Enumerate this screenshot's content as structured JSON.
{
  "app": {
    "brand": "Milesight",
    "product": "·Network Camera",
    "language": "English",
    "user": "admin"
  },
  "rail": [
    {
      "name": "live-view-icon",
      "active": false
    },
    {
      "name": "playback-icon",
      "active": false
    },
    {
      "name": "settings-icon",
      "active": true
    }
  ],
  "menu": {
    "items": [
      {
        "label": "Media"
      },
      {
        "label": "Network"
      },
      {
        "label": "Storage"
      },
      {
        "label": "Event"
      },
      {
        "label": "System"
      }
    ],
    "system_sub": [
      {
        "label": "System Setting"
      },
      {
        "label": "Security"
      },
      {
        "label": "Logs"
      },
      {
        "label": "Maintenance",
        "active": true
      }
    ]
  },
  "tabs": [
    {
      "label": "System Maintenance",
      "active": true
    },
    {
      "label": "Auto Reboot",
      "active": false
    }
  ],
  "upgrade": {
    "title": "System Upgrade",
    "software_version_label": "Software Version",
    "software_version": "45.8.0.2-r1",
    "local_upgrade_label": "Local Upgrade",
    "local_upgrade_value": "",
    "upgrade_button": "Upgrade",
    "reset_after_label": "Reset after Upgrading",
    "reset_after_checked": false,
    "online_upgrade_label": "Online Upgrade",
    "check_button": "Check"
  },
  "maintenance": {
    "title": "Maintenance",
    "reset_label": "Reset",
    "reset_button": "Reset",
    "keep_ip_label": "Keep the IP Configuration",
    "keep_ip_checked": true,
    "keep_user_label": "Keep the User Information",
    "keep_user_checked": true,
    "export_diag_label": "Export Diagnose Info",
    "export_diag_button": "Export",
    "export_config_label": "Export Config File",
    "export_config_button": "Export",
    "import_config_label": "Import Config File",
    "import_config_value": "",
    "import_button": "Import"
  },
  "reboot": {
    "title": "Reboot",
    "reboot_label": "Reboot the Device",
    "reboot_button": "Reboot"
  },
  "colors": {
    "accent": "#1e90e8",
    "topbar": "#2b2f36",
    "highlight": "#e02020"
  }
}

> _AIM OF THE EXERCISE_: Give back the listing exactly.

> _RESULT OF THE EXERCISE_:
Enumerate this screenshot's content as structured JSON.
{
  "app": {
    "brand": "Milesight",
    "product": "·Network Camera",
    "language": "English",
    "user": "admin"
  },
  "rail": [
    {
      "name": "live-view-icon",
      "active": false
    },
    {
      "name": "playback-icon",
      "active": false
    },
    {
      "name": "settings-icon",
      "active": true
    }
  ],
  "menu": {
    "items": [
      {
        "label": "Media"
      },
      {
        "label": "Network"
      },
      {
        "label": "Storage"
      },
      {
        "label": "Event"
      },
      {
        "label": "System"
      }
    ],
    "system_sub": [
      {
        "label": "System Setting"
      },
      {
        "label": "Security"
      },
      {
        "label": "Logs"
      },
      {
        "label": "Maintenance",
        "active": true
      }
    ]
  },
  "tabs": [
    {
      "label": "System Maintenance",
      "active": true
    },
    {
      "label": "Auto Reboot",
      "active": false
    }
  ],
  "upgrade": {
    "title": "System Upgrade",
    "software_version_label": "Software Version",
    "software_version": "45.8.0.2-r1",
    "local_upgrade_label": "Local Upgrade",
    "local_upgrade_value": "",
    "upgrade_button": "Upgrade",
    "reset_after_label": "Reset after Upgrading",
    "reset_after_checked": false,
    "online_upgrade_label": "Online Upgrade",
    "check_button": "Check"
  },
  "maintenance": {
    "title": "Maintenance",
    "reset_label": "Reset",
    "reset_button": "Reset",
    "keep_ip_label": "Keep the IP Configuration",
    "keep_ip_checked": true,
    "keep_user_label": "Keep the User Information",
    "keep_user_checked": true,
    "export_diag_label": "Export Diagnose Info",
    "export_diag_button": "Export",
    "export_config_label": "Export Config File",
    "export_config_button": "Export",
    "import_config_label": "Import Config File",
    "import_config_value": "",
    "import_button": "Import"
  },
  "reboot": {
    "title": "Reboot",
    "reboot_label": "Reboot the Device",
    "reboot_button": "Reboot"
  },
  "colors": {
    "accent": "#1e90e8",
    "topbar": "#2b2f36",
    "highlight": "#e02020"
  }
}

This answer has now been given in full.